HOW TO COMPLETE THIS TASK:
Without including any pictures, copy every line below exactly.

[Element data from apps and pages]
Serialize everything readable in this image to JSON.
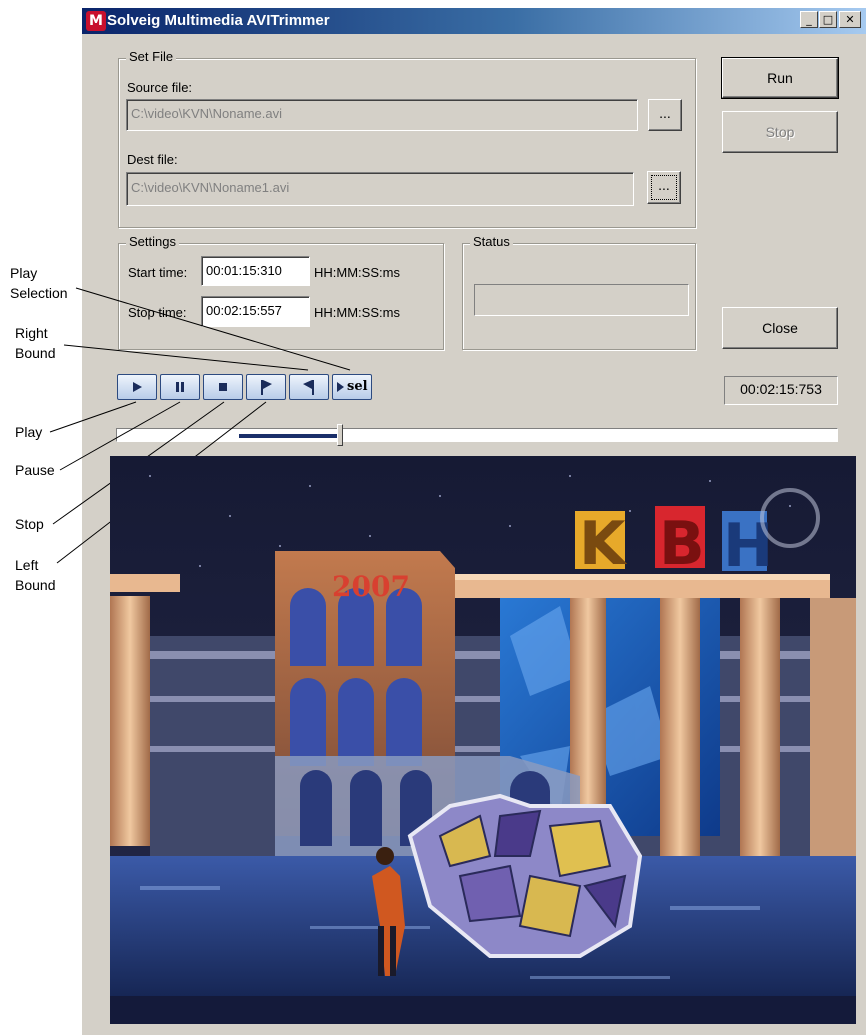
{
  "window": {
    "title": "Solveig Multimedia AVITrimmer",
    "icon_name": "app-logo-icon",
    "icon_letter": "M",
    "controls": [
      "minimize",
      "maximize",
      "close"
    ],
    "minimize_glyph": "_",
    "maximize_glyph": "□",
    "close_glyph": "✕"
  },
  "set_file": {
    "group_label": "Set File",
    "source_label": "Source file:",
    "source_value": "C:\\video\\KVN\\Noname.avi",
    "dest_label": "Dest file:",
    "dest_value": "C:\\video\\KVN\\Noname1.avi",
    "browse_label": "..."
  },
  "actions": {
    "run_label": "Run",
    "stop_label": "Stop",
    "close_label": "Close"
  },
  "settings": {
    "group_label": "Settings",
    "start_label": "Start time:",
    "start_value": "00:01:15:310",
    "stop_label": "Stop time:",
    "stop_value": "00:02:15:557",
    "format_hint": "HH:MM:SS:ms"
  },
  "status": {
    "group_label": "Status",
    "value": ""
  },
  "playback": {
    "buttons": [
      "play",
      "pause",
      "stop",
      "left-bound",
      "right-bound",
      "play-selection"
    ],
    "sel_text": "sel",
    "current_time": "00:02:15:753",
    "position_fraction": 0.31,
    "selection_start_fraction": 0.17,
    "selection_end_fraction": 0.31
  },
  "callouts": {
    "play_selection": [
      "Play",
      "Selection"
    ],
    "right_bound": [
      "Right",
      "Bound"
    ],
    "play": "Play",
    "pause": "Pause",
    "stop": "Stop",
    "left_bound": [
      "Left",
      "Bound"
    ]
  },
  "video": {
    "sign_letters": [
      "K",
      "B",
      "H"
    ],
    "tower_text": "2007",
    "accent_colors": {
      "k": "#e7a92a",
      "b": "#d8262e",
      "h": "#3a72c4"
    }
  }
}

ANSWER FOR THIS EXERCISE:
Serialize everything readable in this image to JSON.
{
  "window": {
    "title": "Solveig Multimedia AVITrimmer",
    "icon_name": "app-logo-icon",
    "icon_letter": "M",
    "controls": [
      "minimize",
      "maximize",
      "close"
    ],
    "minimize_glyph": "_",
    "maximize_glyph": "□",
    "close_glyph": "✕"
  },
  "set_file": {
    "group_label": "Set File",
    "source_label": "Source file:",
    "source_value": "C:\\video\\KVN\\Noname.avi",
    "dest_label": "Dest file:",
    "dest_value": "C:\\video\\KVN\\Noname1.avi",
    "browse_label": "..."
  },
  "actions": {
    "run_label": "Run",
    "stop_label": "Stop",
    "close_label": "Close"
  },
  "settings": {
    "group_label": "Settings",
    "start_label": "Start time:",
    "start_value": "00:01:15:310",
    "stop_label": "Stop time:",
    "stop_value": "00:02:15:557",
    "format_hint": "HH:MM:SS:ms"
  },
  "status": {
    "group_label": "Status",
    "value": ""
  },
  "playback": {
    "buttons": [
      "play",
      "pause",
      "stop",
      "left-bound",
      "right-bound",
      "play-selection"
    ],
    "sel_text": "sel",
    "current_time": "00:02:15:753",
    "position_fraction": 0.31,
    "selection_start_fraction": 0.17,
    "selection_end_fraction": 0.31
  },
  "callouts": {
    "play_selection": [
      "Play",
      "Selection"
    ],
    "right_bound": [
      "Right",
      "Bound"
    ],
    "play": "Play",
    "pause": "Pause",
    "stop": "Stop",
    "left_bound": [
      "Left",
      "Bound"
    ]
  },
  "video": {
    "sign_letters": [
      "K",
      "B",
      "H"
    ],
    "tower_text": "2007",
    "accent_colors": {
      "k": "#e7a92a",
      "b": "#d8262e",
      "h": "#3a72c4"
    }
  }
}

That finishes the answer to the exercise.